Self-regulated learning: Beliefs, techniques, and illusions

Journal Club Article: Bjork, R. A., Dunlosky, J., & Kornell, N. (2013). Self-regulated learning: Beliefs, techniques, and illusions. Annual Review of Psychology64, 417-444.

Recognition that learning occurs outside formal learning environments and with online information it will be increasingly unsupervised.

The Self Regulated Learner: Become Sophisticated As A Learner

The process to become a truly effective as a learner entails:

  • Understanding key aspects of the functional architecture that characterizes human learning and memory.
    • Be an active participant in the learning process— by interpreting, connecting, interrelating, and elaborating, not simply recording.
  • knowing activities and techniques that enhance the storage and subsequent retrieval of to-be-learned information and procedures.
    • space learning, interleave, variation.
  • knowing how to monitor the state of one’s learning and to control one’s learning activities in response to such monitoring.
    • acquisition, retention and recall of the learning process
  • Understanding certain biases that can impair judgments of whether learning that will support later recall and transfer has been achieved.

Summary Points
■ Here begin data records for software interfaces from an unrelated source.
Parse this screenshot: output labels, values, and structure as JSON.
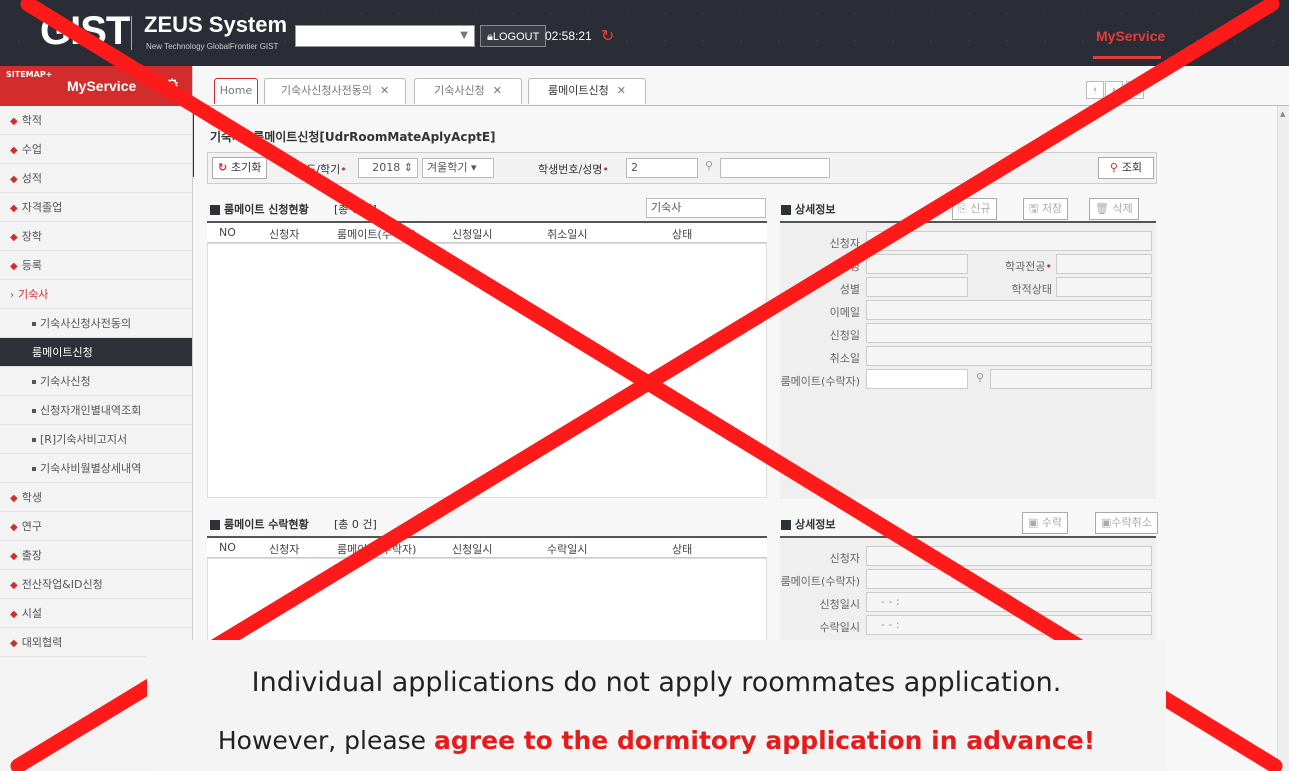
{
  "header": {
    "logo": "GIST",
    "system_name": "ZEUS System",
    "tagline": "New Technology GlobalFrontier GIST",
    "logout_label": "LOGOUT",
    "clock": "02:58:21",
    "myservice_label": "MyService"
  },
  "sidebar": {
    "sitemap_label": "SITEMAP+",
    "title": "MyService",
    "items": [
      {
        "label": "학적"
      },
      {
        "label": "수업"
      },
      {
        "label": "성적"
      },
      {
        "label": "자격졸업"
      },
      {
        "label": "장학"
      },
      {
        "label": "등록"
      },
      {
        "label": "기숙사"
      },
      {
        "label": "기숙사신청사전동의"
      },
      {
        "label": "룸메이트신청"
      },
      {
        "label": "기숙사신청"
      },
      {
        "label": "신청자개인별내역조회"
      },
      {
        "label": "[R]기숙사비고지서"
      },
      {
        "label": "기숙사비월별상세내역"
      },
      {
        "label": "학생"
      },
      {
        "label": "연구"
      },
      {
        "label": "출장"
      },
      {
        "label": "전산작업&ID신청"
      },
      {
        "label": "시설"
      },
      {
        "label": "대외협력"
      }
    ]
  },
  "tabs": [
    {
      "label": "Home"
    },
    {
      "label": "기숙사신청사전동의"
    },
    {
      "label": "기숙사신청"
    },
    {
      "label": "룸메이트신청"
    }
  ],
  "page": {
    "title": "기숙사>룸메이트신청[UdrRoomMateAplyAcptE]",
    "reset_label": "초기화",
    "year_label": "년도/학기",
    "year_value": "2018",
    "semester_value": "겨울학기",
    "student_label": "학생번호/성명",
    "student_value": "2",
    "search_label": "조회"
  },
  "apply_grid": {
    "title": "룸메이트 신청현황",
    "count_prefix": "[총",
    "count": "0 건]",
    "dorm_select": "기숙사",
    "columns": [
      "NO",
      "신청자",
      "룸메이트(수락자)",
      "신청일시",
      "취소일시",
      "상태"
    ]
  },
  "apply_detail": {
    "title": "상세정보",
    "new_label": "신규",
    "save_label": "저장",
    "delete_label": "삭제",
    "labels": [
      "신청자",
      "성명",
      "학과전공",
      "성별",
      "학적상태",
      "이메일",
      "신청일",
      "취소일",
      "룸메이트(수락자)"
    ]
  },
  "accept_grid": {
    "title": "룸메이트 수락현황",
    "count_prefix": "[총",
    "count": "0 건]",
    "columns": [
      "NO",
      "신청자",
      "룸메이트(수락자)",
      "신청일시",
      "수락일시",
      "상태"
    ]
  },
  "accept_detail": {
    "title": "상세정보",
    "accept_label": "수락",
    "cancel_label": "수락취소",
    "labels": [
      "신청자",
      "룸메이트(수락자)",
      "신청일시",
      "수락일시"
    ],
    "date_placeholder": "-   -     :"
  },
  "notice": {
    "line1": "Individual applications do not apply roommates application.",
    "line2_prefix": "However, please ",
    "line2_highlight": "agree to the dormitory application in advance!"
  },
  "colors": {
    "accent": "#d22c2c",
    "header_bg": "#2a2d35",
    "cross": "#ff1a1a"
  }
}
  1. “Our complex and rapidly changing world increasingly requires self-initiated and self managed learning, not simply during the years associated with formal schooling, but
    across the lifespan.
  2. Learning how to learn is, therefore, a critical survival tool, but research on learning,
    memory, and metacognitive processes has demonstrated that learners are prone to intuitions and beliefs about learning that can impair, rather than enhance, their effectiveness
    as learners.
  3. Becoming sophisticated as a learner requires not only acquiring a basic understanding of
    the encoding and retrieval processes that characterize the storage and subsequent access
    to the to-be-learned knowledge and procedures, but also knowing what learning activities
    and techniques support long-term retention and transfer.
  4. Managing one’s ongoing learning effectively requires accurate monitoring of the degree
    to which learning has been achieved, coupled with appropriate selection and control of
    one’s learning activities in response to that monitoring.
  5. Assessing whether learning has been achieved is difficult because conditions that enhance
    performance during learning can fail to support long-term retention and transfer, whereas
    other conditions that appear to create difficulties and slow the acquisition process can
    enhance long-term retention and transfer.
  6. Learners’ judgments of their own degree of learning are also influenced by subjective
    indices, such as the sense of fluency in perceiving or recalling to-be-learned information,
    but such fluency can be a product of low-level priming and other factors that are unrelated
    to whether learning has been achieved.
  7. Becoming maximally effective as a learner requires interpreting errors and mistakes as an
    essential component of effective learning rather than as a reflection of one’s inadequacies
    as a learner.
  8. To be maximally effective also requires an appreciation of the incredible capacity.”

Additional Resources

Nursing Education Network. (2019). Good and Bad Studying.

Nursing Education Network. (2019). 12 Tips for Applying the Science of Learning to Health Professions Education.

NUrsing Education Network. (2020). Cognitive Load Theory.